    Now with that said, if you’re still thinking full squish, I agree its pretty tough below $1,500 and even sub $2K is tough to find recommended options like 1x drivetrain and dropper. But again, if you really start to get into riding, there’s still a good chance you’ll be looking for serious upgrade in 2-3 years and now you’ve got an entry bike collecting dust. But if you go with a hardtail now, chances are you’d use that more even after buying a more serious full squish later on down the road.

    Strongly recommend you demo or rent a few before diving in. Good luck!

  • in reply to: Winter MTB Vacay #289295

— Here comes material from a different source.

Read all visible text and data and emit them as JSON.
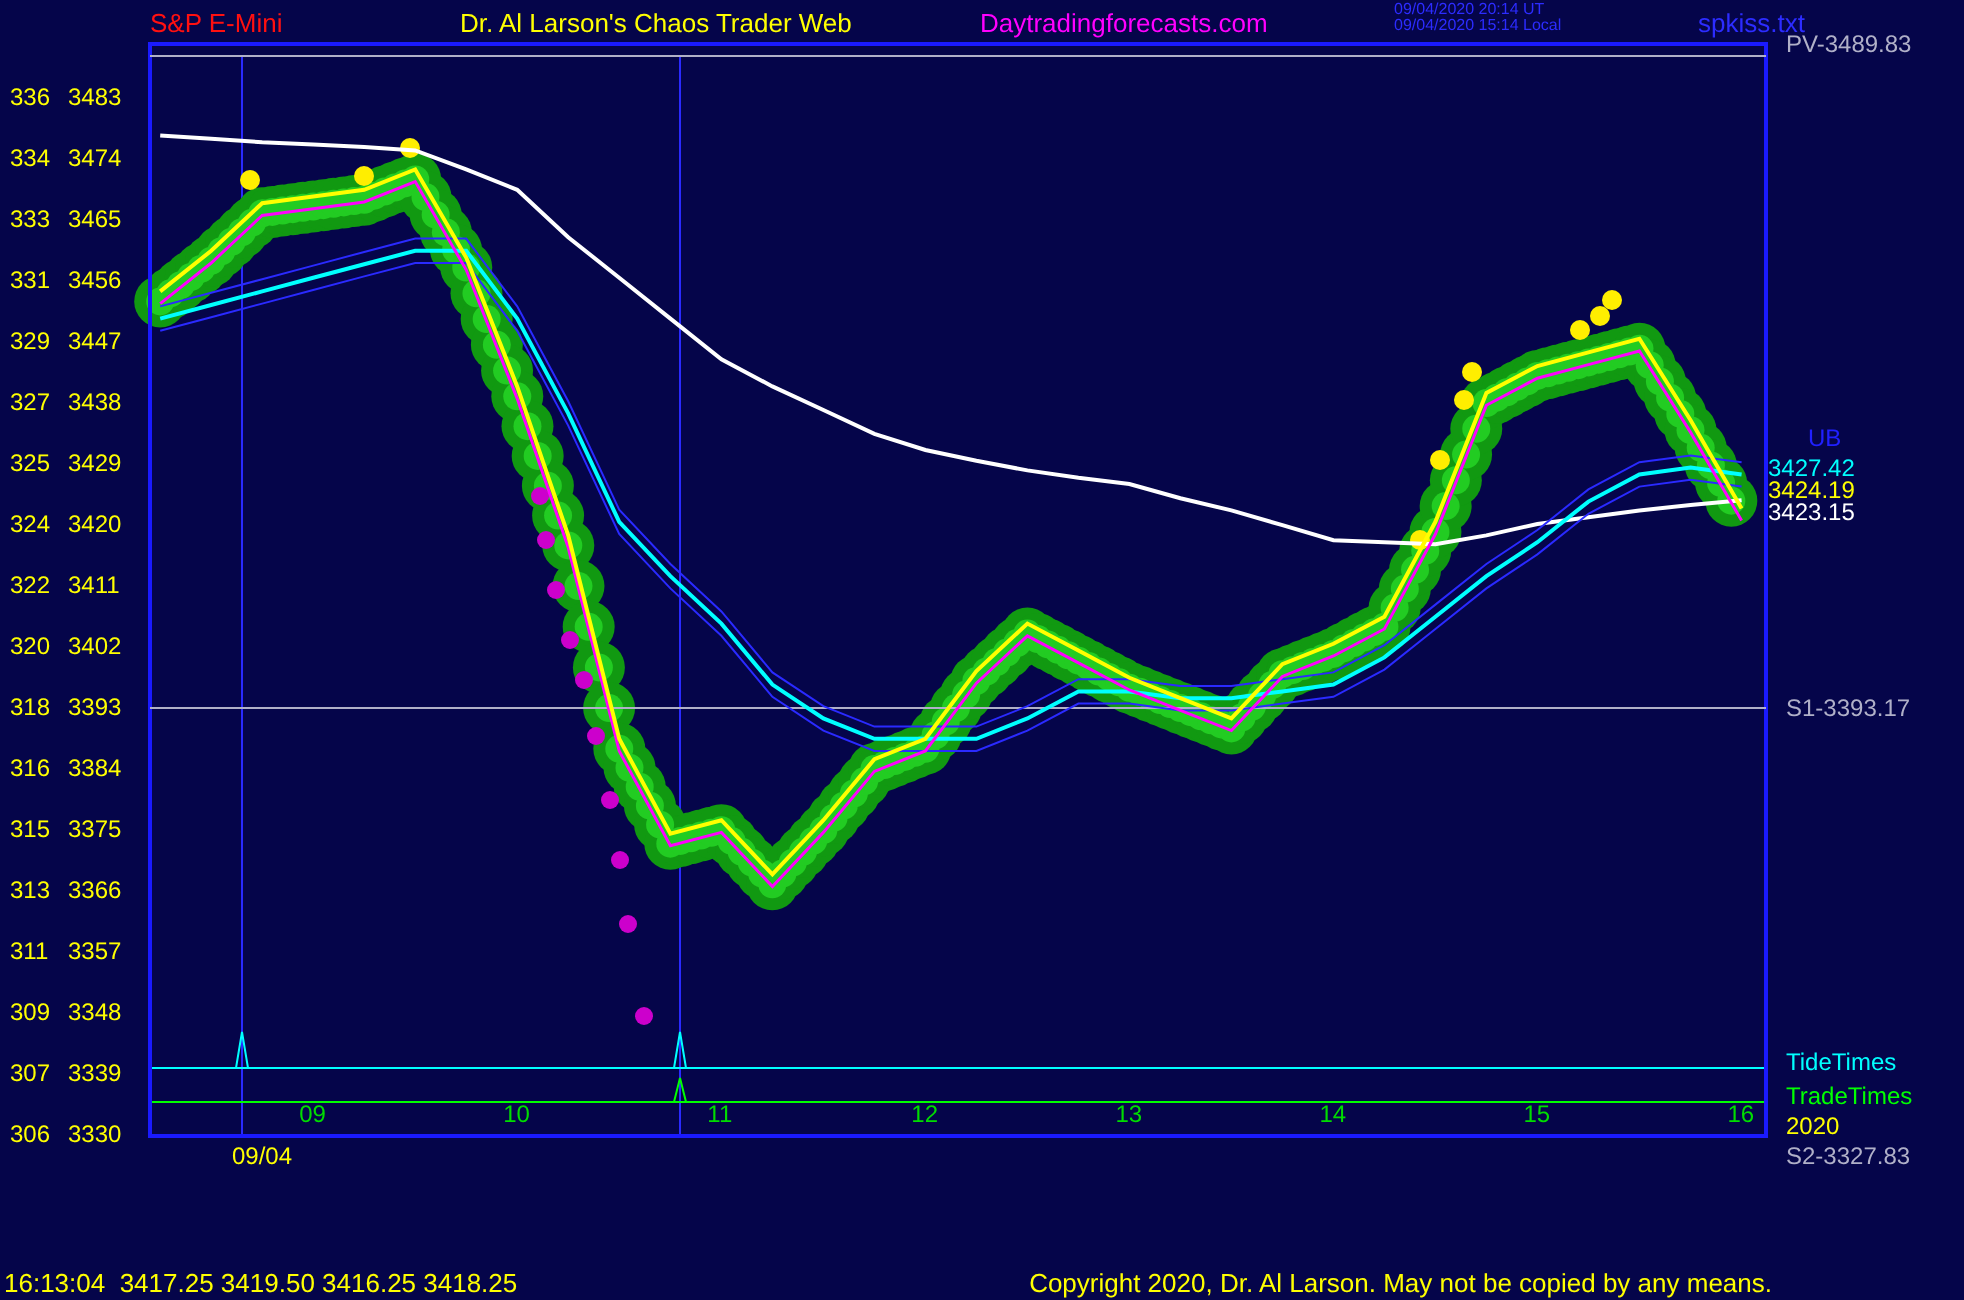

    Garducio – temperature in Moab late November is borderline, depending on what you like. Average highs are high 40’s F (high single digit C). But temps could be in the 50’s or 30’s F too. Precipitation is usually minimal, but you never know. If you do go, you should definitely look into the trails around Fruita and Grand Junction, Colorado. Both have quality trails and less than 2 hour drive. If you’re willing to go farther, look into Hurricane, Utah. About 5 hour drive. Good luck!

  • in reply to: GPS vs Cycle Computer: Distance Accuracy #268584

    Thanks Jeff. I actually found and read this article before my post, but your follow-on statement about your subsequent test on a “dense and curvy” trail really speaks to my question, so thanks! I totally agree it will depend on any particular trail, as opposed to a road or bike path that is wide open with relative “straightness.” Thanks for confirming! Still curious about what kinds of ranges other people are seeing on their trails?

Viewing 20 posts - 1 through 20 (of 61 total)